a) Cover your work surface with heavy plastic sheeting. Tape the picture onto the plastic sheet and cover it with a piece of clear plastic; sandwich-like. Or use a heavy Ziploc bag; seal the picture inside the bag if it fits!
b) Mix about six ounces of EasyCast. Pour portions into small cups and add between 3-6 drops of dye to each; blend completely. Example: if the picture has about four colors, prepare a cup for each color.
TIP: six ounces of mixed epoxy spread over one square foot will make the perfect thickness for the epoxy shards. If the epoxy is too thick it’s much harder to trim into shape. Too thin a layer will result in shards that lack color density.
i) Method #1 Pouring on top of a picture: Find a simple poster or picture that you like. We chose a sunflower design because the flower was bold and didn’t have a lot of small, individual details. If possible, make photocopies of your design as copies may come in handy later. Pour each colored epoxy onto the appropriate color of your plastic protected picture. The epoxy will spread and merge with other colors but don’t be too concerned because you’ll be trimming out the epoxy pieces anyway. You can combine cups of color to make additional colors. Let the epoxy dry in place for 10-18 hours. The longer the epoxy sheet cures the more rigid and difficult it can be to snip into pieces, particularly shapes that are rounded.
ii) Method #2 Freeform without the picture: Mix about six ounces of EasyCast. Divide portions into small cups and add between 3-6 drops of dye to each; blend completely. Make as many colors as desired. You can also combine cups of color to make additional colors. Pour the epoxy onto the sheet to create the “glass” mosaic material. If desired, allow the colors to blend together on the plastic sheeting to create additional shades. Let the epoxy dry in place for 10-18 hours. The longer the epoxy sheet cures the more rigid and difficult it can be to snip into pieces, particularly shapes that are rounded
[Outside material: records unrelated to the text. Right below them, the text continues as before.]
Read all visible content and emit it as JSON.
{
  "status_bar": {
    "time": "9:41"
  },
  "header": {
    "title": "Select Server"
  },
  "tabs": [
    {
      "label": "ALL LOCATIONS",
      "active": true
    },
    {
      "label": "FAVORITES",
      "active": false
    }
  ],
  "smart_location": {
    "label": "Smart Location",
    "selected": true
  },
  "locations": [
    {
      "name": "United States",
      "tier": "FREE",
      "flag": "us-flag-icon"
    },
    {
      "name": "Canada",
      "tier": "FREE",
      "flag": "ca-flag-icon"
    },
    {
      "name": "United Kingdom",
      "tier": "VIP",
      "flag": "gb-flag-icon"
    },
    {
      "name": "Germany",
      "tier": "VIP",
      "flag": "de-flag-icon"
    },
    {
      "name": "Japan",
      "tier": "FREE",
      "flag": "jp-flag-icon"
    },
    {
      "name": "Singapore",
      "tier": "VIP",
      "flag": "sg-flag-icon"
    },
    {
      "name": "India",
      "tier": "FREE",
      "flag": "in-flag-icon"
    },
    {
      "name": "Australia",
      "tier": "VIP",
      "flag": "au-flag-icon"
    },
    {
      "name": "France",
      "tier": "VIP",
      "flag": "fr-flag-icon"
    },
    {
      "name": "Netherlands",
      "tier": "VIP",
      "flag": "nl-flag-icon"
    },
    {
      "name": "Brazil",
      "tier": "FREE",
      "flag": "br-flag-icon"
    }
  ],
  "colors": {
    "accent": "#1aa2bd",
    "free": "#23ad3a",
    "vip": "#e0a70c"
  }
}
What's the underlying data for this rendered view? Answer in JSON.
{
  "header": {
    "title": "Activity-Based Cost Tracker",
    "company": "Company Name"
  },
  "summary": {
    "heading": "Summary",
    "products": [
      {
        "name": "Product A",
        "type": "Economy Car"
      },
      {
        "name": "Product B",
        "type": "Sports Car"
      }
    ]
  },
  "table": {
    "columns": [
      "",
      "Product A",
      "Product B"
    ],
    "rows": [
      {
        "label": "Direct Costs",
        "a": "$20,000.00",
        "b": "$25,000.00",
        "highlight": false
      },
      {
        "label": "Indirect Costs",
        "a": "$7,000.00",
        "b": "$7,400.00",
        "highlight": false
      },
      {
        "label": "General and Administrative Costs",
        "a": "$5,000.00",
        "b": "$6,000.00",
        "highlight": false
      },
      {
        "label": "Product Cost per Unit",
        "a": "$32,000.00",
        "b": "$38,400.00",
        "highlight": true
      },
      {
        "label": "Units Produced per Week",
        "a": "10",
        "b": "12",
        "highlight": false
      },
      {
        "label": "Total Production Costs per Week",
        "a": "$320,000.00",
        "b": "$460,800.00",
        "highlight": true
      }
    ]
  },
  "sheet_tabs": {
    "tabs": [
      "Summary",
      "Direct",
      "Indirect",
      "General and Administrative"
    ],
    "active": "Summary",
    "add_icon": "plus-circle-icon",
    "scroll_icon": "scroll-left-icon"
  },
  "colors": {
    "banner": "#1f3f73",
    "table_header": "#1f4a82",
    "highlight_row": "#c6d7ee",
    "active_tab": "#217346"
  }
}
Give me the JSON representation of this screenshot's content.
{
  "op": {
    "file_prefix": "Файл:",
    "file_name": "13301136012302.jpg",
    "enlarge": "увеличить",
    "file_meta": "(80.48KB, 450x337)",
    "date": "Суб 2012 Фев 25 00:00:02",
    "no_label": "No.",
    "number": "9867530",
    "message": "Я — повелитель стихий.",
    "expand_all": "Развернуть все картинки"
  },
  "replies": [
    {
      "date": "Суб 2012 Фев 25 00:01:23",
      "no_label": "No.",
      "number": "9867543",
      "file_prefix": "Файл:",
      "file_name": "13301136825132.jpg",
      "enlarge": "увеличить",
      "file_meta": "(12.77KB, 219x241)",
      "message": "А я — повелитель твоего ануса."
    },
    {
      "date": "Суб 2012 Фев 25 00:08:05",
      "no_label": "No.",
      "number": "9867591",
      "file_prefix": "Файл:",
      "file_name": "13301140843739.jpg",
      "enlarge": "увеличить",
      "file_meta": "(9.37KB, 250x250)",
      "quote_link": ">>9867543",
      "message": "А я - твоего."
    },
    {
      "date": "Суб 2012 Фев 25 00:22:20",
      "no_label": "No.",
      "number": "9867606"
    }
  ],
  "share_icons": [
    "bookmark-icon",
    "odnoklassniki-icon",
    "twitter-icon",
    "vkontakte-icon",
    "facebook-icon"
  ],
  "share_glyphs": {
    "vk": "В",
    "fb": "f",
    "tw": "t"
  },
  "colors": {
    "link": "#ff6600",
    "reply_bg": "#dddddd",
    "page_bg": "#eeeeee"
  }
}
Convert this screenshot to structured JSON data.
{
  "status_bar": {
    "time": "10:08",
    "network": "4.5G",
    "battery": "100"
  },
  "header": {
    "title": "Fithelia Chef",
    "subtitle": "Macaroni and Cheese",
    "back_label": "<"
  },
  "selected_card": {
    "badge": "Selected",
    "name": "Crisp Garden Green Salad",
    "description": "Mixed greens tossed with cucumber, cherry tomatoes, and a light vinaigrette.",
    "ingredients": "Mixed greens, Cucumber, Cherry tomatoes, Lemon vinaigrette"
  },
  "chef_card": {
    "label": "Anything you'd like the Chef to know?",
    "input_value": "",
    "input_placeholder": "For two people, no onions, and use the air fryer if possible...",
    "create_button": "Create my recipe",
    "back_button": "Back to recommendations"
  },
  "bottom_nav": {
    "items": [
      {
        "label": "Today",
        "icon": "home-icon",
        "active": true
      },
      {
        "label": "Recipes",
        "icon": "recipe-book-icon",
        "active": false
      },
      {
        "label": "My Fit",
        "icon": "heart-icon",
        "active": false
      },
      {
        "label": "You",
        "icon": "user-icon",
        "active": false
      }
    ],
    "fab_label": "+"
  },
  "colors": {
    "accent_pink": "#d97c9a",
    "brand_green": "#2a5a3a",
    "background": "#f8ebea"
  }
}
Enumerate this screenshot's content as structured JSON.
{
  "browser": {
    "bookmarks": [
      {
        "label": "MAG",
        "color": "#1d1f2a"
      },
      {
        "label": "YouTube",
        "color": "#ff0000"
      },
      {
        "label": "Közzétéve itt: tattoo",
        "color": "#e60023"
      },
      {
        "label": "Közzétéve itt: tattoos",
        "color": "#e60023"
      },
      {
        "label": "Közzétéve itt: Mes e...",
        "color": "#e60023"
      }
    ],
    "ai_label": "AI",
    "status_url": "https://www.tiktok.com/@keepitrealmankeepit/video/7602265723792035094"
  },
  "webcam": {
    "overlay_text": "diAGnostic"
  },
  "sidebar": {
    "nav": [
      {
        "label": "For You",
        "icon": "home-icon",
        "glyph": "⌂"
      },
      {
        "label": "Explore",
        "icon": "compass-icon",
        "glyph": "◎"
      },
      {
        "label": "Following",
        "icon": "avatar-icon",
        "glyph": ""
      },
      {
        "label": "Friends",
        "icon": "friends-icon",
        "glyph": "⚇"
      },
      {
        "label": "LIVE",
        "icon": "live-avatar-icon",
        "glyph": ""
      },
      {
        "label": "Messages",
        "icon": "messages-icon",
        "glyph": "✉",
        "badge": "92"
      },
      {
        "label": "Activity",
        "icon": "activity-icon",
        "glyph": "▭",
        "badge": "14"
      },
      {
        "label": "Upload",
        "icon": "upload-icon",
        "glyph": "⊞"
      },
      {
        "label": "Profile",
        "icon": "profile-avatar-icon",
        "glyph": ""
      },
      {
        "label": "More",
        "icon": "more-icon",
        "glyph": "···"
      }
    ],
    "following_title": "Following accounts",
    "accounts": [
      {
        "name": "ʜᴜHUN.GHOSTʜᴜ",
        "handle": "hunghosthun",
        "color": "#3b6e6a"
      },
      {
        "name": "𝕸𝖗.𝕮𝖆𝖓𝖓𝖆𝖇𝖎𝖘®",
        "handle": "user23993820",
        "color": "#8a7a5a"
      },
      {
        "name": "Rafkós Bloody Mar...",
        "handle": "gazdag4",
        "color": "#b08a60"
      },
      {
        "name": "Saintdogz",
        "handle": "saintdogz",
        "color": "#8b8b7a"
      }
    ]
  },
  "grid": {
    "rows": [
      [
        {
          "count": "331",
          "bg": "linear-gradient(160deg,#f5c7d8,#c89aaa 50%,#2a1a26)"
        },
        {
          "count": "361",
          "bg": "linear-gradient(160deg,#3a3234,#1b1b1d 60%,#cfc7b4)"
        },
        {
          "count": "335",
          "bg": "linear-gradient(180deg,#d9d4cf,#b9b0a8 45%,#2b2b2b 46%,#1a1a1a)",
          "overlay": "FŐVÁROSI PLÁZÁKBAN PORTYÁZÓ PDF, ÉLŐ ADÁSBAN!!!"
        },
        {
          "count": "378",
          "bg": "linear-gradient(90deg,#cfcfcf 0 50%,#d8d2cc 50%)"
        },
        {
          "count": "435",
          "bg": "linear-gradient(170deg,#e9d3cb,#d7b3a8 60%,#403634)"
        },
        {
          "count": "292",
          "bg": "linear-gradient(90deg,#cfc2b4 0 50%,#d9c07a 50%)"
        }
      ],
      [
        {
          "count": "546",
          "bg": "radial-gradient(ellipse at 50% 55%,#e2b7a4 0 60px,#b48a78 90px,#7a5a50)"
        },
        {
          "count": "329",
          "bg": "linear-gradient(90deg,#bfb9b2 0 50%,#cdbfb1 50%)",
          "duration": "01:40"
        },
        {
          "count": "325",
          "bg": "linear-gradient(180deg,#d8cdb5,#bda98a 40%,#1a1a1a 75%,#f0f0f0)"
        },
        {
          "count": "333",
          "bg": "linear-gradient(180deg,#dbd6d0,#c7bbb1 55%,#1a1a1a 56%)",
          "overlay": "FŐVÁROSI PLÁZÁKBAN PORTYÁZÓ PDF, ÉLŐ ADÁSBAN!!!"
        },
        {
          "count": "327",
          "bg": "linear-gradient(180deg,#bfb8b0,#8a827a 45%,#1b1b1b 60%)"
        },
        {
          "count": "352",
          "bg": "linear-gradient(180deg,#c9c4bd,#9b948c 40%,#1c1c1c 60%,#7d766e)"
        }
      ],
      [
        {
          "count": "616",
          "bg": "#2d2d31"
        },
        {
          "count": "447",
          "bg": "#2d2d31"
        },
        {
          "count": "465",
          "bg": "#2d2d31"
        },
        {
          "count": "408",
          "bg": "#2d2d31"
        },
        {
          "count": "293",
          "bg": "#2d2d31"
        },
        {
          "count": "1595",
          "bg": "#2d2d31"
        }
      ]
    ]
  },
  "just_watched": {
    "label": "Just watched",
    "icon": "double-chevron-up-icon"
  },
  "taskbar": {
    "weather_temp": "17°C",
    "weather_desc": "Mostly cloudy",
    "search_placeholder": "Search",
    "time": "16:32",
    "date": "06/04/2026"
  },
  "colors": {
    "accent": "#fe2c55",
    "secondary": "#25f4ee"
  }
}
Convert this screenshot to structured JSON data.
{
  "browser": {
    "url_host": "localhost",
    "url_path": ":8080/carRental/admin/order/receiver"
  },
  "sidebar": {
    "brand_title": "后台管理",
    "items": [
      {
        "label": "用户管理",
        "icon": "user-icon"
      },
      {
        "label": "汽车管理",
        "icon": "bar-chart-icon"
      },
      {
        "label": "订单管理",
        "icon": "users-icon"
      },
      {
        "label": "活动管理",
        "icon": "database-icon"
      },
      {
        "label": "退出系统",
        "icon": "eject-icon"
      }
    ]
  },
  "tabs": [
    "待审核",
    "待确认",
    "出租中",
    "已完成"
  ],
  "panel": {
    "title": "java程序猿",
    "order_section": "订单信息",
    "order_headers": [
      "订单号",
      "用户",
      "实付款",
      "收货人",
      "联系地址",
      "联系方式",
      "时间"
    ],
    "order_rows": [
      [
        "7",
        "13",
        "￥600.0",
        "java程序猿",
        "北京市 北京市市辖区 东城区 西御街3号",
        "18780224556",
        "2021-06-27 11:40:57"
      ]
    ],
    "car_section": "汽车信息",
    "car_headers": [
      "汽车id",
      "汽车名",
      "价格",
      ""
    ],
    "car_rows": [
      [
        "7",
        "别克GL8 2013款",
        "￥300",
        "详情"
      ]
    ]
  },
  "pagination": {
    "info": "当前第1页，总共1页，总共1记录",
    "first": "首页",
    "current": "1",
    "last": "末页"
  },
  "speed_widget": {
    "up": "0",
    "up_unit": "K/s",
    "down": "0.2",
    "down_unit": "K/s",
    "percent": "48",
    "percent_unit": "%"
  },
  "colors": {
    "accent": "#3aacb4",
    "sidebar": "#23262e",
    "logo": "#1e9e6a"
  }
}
c) Meanwhile, apply two layers of paint to the plaque surface and let dry. The paint will be the background color and will look like grout in between the mosaic pieces. Consider using a light-colored background especially if the epoxy is transparent. Dark-colored backgrounds may make the transparent colored epoxy much darker. Scrapbook paper may be used in place of the paint; remember that any design on the paper will show through the shards so take a few pieces of the shards to test with when purchasing paper. Lacy designs create an interesting visual texture.
d) Peel the epoxy from the plastic sheet. If the epoxy is transparent, place it on top of the picture and trace the pattern onto the epoxy sheet with the Sharpie marker. If the epoxy is opaque or solid colored, you’ll need to first cut out the various pieces of your picture and use them as a pattern or template. This is when one of the photocopies may come in handy!
TIP: use a small heat gun or hair dryer to warm the mosaic pieces before trimming! The heat will soften the thin shards of epoxy so that cutting is easier and more accurate.
e) Using the snip tool, trim the pieces from the sheet of epoxy. Then, if necessary, use alcohol and a Q-tip to remove the marker ink from the edges of the pieces. The easiest method of keeping track of the individual mosaic pieces is to lay them back onto the picture; use one of the photocopies for this purpose. Once all major pieces of the mosaic are cut out, you’re ready to assemble the mosaic.
f) Brush two layers of the metal leaf adhesive on the plaque. Each layer of adhesive will become tacky after a few minutes. This adhesive will remain tacky over several days so no need to rush; just reapply the adhesive if it seems too dry. The adhesive is used just to hold the mosaic pieces in place but will not actually glue them to the project surface so be careful if the project must be moved before it’s coated with EasyCast. Position the mosaic shards in place on the plaque, leaving a small space between the pieces to create the illusion of grout lines. Trim and shape the pieces as needed. Once the major portions of the design are in place on the plaque, then begin to snip additional pieces to fill the background. Do not allow the edges of the shards to meet or overlap the edges of the plaque; leave a narrow area along the outside edges to achieve a more finished appearance.
g) To complete the mosaic project, place the plaque onto four small disposable drink cups. Mix another batch of EasyCast. To determine the amount of EasyCast needed, refer to the coverage chart printed in the instruction sheet. Pour EasyCast over the plaque, starting in the center and pouring in circles until the project is covered with a coating. If necessary, very carefully spread it using a foam craft brush. Use the heat gun or hairdryer to remove the bubbles in the EasyCast layer. Wait two hours and using a clean stir stick, scrape the excess drips from the underside of the plaque and allow the mosaic to cure for about 24 hours. If mosaic pieces are sticking up through the EasyCast layer, sand the surface flat and smooth with coarse sandpaper and apply another thick layer of EasyCast.
TIP: Designs for mosaic projects may be found in mosaic or stained glass pattern books, coloring books, and stencil books.